● Task directions: In the entries below, work out how many lines include "vmin", and write only that number.

● Data records for software interfaces:
══════════════════════════════

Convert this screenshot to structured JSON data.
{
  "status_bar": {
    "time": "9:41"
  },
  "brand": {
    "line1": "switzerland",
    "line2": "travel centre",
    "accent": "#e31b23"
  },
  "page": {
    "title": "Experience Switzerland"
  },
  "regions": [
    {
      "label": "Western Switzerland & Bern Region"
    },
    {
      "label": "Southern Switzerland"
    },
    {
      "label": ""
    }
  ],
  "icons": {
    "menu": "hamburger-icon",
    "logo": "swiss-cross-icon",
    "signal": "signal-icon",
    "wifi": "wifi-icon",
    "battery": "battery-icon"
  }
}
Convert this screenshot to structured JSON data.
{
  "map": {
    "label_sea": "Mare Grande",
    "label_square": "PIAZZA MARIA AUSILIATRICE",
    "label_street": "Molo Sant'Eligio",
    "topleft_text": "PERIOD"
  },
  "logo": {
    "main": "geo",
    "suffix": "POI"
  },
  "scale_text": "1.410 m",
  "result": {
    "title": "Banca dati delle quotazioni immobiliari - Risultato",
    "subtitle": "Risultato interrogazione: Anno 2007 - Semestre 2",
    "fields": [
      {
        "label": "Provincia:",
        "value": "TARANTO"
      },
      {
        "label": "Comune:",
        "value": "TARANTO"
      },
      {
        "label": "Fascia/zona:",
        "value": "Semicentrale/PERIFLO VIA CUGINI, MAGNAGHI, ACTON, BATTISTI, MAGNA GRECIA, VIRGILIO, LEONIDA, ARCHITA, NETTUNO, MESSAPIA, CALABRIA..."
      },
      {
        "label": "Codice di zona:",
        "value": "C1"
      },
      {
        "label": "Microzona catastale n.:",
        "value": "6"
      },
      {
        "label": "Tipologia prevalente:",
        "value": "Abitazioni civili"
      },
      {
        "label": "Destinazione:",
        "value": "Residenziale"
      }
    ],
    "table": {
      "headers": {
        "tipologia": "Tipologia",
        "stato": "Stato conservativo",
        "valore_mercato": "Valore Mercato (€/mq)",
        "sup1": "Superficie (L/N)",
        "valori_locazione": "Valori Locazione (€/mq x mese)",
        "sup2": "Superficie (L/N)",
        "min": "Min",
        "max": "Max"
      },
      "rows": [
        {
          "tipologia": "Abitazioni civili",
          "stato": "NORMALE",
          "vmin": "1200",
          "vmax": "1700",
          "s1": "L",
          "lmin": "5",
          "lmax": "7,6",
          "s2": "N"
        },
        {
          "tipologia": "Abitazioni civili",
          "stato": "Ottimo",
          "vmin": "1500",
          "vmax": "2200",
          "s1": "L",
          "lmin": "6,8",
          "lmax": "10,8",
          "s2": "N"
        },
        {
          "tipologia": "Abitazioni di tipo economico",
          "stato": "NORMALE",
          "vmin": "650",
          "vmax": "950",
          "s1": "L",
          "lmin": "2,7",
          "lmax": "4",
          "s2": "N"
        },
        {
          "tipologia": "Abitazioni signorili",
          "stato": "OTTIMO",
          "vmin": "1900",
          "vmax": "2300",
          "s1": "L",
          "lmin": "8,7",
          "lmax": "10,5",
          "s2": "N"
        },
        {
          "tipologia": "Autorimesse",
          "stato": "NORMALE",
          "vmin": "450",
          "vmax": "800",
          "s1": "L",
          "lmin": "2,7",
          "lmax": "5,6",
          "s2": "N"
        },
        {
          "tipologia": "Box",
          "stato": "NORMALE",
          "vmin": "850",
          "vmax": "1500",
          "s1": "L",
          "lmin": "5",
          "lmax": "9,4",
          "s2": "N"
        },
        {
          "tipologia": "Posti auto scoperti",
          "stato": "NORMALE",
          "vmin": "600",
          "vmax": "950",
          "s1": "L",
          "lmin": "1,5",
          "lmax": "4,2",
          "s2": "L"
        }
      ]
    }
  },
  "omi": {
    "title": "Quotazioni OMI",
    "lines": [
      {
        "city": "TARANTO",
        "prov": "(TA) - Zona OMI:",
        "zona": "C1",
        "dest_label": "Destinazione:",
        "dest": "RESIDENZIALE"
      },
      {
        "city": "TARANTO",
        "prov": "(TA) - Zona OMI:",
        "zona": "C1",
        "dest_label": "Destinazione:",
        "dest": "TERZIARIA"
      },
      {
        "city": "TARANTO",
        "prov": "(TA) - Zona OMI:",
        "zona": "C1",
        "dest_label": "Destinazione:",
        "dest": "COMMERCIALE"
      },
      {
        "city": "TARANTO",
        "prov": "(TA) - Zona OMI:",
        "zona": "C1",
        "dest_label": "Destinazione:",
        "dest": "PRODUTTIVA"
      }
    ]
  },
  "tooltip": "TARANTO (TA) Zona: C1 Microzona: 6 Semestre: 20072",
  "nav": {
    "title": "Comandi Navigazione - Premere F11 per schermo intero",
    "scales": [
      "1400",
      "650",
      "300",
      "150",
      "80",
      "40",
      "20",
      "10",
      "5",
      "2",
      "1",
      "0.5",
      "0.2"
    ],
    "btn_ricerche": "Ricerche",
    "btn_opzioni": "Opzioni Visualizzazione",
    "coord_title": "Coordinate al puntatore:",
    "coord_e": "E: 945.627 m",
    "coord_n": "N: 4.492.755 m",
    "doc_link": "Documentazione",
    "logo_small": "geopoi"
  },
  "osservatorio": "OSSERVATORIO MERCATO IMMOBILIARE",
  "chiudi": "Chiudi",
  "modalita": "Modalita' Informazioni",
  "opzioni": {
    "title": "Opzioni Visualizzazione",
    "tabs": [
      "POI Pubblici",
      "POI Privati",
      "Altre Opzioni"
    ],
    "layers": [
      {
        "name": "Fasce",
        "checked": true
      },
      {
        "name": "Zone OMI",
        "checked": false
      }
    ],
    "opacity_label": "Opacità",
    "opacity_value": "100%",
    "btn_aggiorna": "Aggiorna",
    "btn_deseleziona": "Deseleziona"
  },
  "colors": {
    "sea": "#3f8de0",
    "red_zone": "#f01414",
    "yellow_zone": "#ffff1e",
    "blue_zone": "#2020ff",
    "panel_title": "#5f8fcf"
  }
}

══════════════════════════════

● Exercise answer: 7